-- Work required --
Wherever the word "text" occurs in the lines below, copy the whole line.

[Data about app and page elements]
··········
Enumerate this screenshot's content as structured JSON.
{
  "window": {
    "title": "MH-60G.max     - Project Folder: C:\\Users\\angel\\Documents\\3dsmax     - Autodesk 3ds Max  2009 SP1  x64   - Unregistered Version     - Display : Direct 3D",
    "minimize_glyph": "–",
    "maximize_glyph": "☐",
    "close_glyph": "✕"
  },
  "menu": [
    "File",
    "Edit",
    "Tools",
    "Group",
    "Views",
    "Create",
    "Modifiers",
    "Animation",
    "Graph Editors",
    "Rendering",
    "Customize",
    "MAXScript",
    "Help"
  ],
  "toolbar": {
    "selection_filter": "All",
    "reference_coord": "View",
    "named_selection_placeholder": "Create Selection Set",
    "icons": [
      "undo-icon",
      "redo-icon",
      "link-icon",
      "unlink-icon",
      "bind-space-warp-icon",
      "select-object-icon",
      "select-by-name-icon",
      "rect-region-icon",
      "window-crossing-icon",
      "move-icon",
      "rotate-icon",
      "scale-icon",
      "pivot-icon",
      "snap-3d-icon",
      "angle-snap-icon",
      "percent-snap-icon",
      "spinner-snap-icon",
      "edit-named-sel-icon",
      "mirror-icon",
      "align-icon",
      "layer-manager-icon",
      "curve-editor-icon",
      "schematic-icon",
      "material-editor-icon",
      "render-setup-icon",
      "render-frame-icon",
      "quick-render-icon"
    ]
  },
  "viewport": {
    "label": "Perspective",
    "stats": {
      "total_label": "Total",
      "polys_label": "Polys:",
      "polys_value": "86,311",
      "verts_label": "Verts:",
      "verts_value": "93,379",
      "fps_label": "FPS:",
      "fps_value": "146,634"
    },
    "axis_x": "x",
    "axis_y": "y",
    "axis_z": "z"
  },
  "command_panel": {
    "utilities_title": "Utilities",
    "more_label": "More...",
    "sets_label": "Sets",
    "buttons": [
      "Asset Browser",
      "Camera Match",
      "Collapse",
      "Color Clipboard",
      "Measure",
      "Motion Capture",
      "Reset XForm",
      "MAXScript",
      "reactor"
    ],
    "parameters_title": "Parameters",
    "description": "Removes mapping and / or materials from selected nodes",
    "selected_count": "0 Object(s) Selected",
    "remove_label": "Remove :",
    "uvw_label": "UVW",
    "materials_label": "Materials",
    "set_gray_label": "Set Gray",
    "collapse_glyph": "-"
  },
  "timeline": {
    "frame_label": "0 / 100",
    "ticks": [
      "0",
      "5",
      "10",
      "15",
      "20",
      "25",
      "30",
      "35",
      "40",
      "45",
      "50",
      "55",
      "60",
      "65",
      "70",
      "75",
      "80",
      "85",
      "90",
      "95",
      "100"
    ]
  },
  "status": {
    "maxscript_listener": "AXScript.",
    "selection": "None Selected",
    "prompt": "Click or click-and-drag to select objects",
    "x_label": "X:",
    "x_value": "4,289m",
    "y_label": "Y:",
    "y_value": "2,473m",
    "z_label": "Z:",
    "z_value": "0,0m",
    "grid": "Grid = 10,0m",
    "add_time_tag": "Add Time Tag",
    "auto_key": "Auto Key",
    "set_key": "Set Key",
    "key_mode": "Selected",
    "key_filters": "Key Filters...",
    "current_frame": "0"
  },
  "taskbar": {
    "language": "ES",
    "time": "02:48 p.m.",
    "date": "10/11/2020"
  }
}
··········
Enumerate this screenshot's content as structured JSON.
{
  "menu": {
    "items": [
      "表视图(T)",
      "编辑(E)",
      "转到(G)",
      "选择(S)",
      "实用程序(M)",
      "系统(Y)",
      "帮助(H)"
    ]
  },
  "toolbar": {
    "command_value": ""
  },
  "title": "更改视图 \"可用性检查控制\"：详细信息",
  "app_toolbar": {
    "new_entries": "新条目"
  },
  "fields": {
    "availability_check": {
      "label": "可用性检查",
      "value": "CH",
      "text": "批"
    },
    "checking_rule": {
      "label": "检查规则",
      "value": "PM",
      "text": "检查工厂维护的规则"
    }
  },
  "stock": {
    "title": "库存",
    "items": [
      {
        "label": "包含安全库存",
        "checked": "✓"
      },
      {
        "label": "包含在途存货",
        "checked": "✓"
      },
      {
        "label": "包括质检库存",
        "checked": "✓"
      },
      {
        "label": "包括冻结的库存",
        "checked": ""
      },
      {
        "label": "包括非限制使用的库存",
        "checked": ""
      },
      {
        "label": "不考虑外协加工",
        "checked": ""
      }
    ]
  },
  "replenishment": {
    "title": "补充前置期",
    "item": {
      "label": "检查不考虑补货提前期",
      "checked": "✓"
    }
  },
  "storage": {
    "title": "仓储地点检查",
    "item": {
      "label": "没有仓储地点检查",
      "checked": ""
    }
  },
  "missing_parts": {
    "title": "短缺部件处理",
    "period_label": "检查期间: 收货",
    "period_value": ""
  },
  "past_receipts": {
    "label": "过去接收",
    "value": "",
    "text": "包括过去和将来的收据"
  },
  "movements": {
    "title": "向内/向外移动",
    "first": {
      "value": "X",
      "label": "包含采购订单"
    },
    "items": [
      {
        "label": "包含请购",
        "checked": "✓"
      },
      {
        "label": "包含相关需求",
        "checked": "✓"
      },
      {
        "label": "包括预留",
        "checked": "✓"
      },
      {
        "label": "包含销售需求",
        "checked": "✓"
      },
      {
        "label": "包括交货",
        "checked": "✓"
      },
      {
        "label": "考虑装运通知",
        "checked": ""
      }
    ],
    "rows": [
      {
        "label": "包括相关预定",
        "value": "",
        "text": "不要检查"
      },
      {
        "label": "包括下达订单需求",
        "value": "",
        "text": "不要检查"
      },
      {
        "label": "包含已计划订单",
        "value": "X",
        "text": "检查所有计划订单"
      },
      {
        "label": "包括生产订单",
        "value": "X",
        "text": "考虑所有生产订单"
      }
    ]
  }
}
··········
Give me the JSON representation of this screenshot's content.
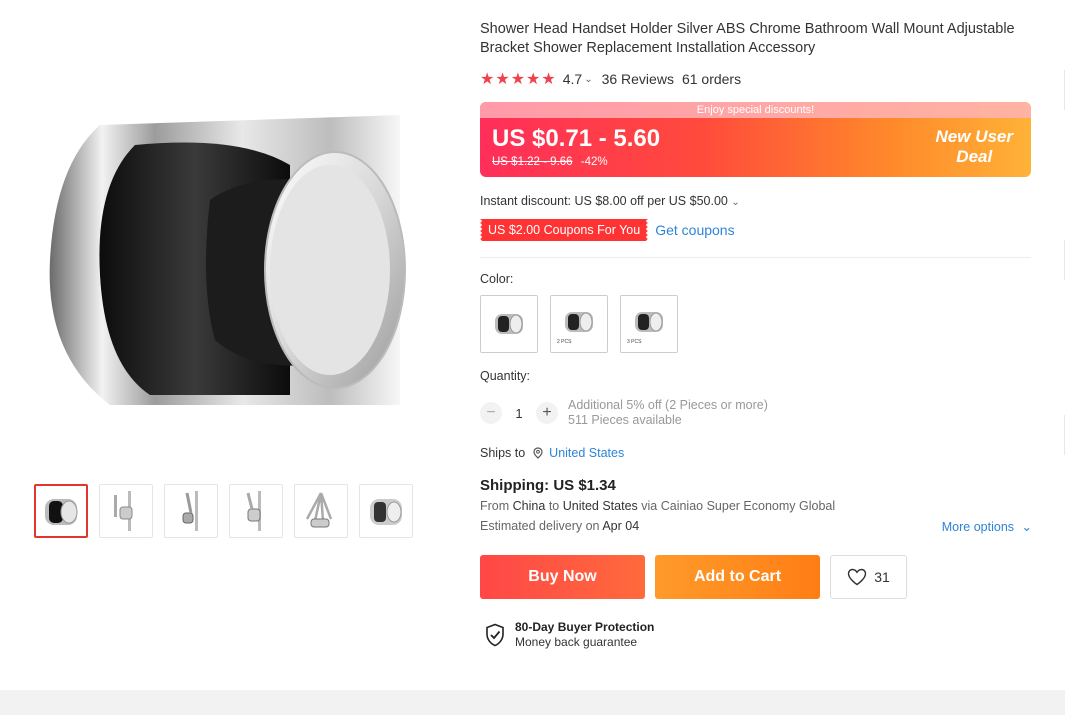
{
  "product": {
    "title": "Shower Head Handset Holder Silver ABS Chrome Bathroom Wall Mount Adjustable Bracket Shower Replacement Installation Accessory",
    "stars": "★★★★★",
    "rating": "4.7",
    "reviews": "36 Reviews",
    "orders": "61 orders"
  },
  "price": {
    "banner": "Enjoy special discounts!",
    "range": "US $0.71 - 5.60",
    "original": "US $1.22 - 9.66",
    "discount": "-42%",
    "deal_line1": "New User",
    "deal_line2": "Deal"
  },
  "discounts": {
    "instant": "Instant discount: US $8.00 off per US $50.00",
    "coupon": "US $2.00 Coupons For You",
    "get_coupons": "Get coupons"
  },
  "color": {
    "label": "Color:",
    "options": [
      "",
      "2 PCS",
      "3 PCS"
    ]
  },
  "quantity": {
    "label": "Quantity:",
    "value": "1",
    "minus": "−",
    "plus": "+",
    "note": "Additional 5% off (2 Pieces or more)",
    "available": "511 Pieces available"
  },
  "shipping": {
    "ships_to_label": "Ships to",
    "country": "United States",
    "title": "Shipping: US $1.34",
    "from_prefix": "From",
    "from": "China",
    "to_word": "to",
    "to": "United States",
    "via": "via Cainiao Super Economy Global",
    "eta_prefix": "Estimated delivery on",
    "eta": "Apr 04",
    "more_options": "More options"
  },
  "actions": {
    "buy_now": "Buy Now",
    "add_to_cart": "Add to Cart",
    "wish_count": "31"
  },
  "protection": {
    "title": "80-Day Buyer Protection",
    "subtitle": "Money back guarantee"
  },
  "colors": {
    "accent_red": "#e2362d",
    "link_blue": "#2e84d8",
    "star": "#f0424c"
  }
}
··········
-- Response to this exercise --
      "text": "批"
      "text": "检查工厂维护的规则"
    "text": "包括过去和将来的收据"
        "text": "不要检查"
        "text": "不要检查"
        "text": "检查所有计划订单"
        "text": "考虑所有生产订单"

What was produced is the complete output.